[Items from an interface collection]
# # # # #

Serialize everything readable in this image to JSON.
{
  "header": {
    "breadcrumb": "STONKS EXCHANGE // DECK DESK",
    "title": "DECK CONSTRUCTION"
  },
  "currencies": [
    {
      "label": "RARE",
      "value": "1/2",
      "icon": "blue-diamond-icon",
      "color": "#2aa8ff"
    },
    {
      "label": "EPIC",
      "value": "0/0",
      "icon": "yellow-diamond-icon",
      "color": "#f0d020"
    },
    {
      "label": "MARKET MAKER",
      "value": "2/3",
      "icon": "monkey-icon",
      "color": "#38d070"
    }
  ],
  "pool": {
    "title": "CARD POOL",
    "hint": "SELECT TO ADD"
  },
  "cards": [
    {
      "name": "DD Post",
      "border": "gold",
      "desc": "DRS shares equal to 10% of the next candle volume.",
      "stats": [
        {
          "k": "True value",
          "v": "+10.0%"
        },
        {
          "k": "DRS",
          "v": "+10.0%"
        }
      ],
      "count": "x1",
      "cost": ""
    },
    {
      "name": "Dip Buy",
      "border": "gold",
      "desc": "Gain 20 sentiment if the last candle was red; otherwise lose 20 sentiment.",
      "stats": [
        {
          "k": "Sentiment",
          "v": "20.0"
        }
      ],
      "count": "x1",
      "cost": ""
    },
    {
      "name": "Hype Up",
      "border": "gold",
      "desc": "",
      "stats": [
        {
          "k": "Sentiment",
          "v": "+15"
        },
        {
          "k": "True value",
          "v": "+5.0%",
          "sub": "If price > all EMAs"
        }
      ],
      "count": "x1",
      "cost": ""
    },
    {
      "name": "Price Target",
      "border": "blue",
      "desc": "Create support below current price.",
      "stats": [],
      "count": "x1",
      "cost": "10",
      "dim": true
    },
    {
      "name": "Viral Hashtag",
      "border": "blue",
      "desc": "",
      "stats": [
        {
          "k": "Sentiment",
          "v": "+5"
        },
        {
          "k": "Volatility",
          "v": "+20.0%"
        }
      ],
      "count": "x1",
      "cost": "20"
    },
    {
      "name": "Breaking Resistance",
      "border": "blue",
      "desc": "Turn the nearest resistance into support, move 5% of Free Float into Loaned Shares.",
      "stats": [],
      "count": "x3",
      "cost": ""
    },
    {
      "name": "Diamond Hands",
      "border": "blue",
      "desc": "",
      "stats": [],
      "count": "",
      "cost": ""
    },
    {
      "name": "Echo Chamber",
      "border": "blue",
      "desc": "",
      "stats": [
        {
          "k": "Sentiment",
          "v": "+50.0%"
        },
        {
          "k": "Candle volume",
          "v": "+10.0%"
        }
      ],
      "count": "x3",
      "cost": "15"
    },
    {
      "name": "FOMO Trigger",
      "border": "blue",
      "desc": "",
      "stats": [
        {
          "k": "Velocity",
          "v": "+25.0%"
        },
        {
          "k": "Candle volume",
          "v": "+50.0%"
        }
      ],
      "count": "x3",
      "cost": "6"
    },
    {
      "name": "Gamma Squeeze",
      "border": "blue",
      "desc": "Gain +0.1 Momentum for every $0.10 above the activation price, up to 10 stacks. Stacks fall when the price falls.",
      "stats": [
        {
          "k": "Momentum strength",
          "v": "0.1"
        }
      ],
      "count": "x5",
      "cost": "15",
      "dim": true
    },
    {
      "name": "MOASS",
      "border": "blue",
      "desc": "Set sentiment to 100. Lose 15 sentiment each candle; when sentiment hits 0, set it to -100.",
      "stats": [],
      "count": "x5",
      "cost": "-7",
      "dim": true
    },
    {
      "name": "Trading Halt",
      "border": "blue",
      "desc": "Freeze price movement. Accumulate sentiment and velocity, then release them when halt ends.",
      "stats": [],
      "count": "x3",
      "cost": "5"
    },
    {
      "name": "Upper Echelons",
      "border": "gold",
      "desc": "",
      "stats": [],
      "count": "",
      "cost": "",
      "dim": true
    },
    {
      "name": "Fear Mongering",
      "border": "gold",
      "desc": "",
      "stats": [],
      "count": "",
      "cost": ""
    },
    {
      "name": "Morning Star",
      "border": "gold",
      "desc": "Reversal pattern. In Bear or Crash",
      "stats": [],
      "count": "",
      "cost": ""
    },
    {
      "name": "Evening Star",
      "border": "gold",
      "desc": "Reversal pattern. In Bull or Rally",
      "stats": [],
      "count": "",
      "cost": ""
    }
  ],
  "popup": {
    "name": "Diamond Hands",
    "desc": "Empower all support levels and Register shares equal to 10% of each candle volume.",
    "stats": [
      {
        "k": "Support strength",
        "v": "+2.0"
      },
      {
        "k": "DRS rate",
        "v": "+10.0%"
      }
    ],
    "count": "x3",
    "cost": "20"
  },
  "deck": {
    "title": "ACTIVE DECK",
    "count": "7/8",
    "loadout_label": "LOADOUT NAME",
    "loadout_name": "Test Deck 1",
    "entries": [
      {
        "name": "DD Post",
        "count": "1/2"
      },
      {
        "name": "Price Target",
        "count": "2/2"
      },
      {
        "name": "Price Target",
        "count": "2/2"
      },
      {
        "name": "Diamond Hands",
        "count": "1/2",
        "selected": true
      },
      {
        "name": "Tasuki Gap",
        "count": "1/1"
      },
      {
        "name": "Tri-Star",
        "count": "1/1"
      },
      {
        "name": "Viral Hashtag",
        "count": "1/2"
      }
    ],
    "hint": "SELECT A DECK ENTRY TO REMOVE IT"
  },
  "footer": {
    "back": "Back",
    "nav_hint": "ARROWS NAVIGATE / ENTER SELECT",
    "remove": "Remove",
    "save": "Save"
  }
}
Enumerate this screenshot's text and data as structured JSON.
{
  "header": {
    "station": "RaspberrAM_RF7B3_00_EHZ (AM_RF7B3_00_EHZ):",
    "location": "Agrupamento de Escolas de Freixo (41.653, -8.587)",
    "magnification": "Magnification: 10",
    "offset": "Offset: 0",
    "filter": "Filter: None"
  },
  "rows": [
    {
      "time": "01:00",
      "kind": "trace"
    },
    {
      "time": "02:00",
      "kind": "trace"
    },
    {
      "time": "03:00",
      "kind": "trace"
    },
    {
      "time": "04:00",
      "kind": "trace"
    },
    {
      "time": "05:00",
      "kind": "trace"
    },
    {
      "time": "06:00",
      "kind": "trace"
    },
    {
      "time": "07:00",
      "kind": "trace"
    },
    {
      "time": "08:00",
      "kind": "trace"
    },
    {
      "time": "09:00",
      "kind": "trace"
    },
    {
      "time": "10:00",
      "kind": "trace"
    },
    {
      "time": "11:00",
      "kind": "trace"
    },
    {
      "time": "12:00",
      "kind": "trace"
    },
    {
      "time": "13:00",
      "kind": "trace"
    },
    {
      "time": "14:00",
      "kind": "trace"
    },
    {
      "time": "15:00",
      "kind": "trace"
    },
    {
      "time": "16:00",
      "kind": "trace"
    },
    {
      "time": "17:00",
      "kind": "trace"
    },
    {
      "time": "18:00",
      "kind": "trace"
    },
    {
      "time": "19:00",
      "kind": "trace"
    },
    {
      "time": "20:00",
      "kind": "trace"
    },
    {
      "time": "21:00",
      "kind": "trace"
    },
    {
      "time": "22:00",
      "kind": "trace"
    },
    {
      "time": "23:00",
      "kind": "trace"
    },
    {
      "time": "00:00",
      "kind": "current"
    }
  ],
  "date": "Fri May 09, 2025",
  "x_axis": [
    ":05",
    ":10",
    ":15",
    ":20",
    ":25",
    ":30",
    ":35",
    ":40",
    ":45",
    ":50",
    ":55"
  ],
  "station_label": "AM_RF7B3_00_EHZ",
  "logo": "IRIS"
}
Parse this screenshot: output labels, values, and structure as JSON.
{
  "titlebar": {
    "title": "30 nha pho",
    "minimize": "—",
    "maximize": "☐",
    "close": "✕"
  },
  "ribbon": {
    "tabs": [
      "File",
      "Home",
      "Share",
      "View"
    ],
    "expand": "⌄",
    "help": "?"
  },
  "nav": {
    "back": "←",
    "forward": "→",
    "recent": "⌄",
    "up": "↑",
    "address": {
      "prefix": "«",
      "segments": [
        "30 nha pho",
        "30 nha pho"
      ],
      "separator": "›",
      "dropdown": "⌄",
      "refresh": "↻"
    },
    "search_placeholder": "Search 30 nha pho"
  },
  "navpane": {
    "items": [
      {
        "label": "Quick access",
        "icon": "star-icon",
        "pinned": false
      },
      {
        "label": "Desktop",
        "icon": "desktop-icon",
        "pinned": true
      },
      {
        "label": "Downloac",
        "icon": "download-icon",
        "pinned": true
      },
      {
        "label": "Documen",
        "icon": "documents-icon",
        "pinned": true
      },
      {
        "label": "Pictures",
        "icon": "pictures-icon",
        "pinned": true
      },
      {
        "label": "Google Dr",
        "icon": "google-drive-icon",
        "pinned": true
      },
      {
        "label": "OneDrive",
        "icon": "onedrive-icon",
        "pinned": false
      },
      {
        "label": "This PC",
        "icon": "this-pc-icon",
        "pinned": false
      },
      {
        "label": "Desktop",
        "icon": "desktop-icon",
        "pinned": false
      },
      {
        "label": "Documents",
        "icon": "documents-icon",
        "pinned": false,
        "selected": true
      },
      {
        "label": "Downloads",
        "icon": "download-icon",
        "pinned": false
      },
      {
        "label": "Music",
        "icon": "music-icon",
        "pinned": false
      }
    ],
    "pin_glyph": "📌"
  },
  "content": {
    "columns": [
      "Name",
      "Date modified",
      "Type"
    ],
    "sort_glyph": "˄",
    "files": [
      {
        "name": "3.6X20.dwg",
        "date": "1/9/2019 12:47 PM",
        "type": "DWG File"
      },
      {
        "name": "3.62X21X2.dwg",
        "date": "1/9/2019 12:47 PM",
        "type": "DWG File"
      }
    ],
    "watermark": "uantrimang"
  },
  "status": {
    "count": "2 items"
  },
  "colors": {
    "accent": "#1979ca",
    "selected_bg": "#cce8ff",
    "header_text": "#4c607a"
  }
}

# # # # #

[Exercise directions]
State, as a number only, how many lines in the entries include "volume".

[Solved problem]
4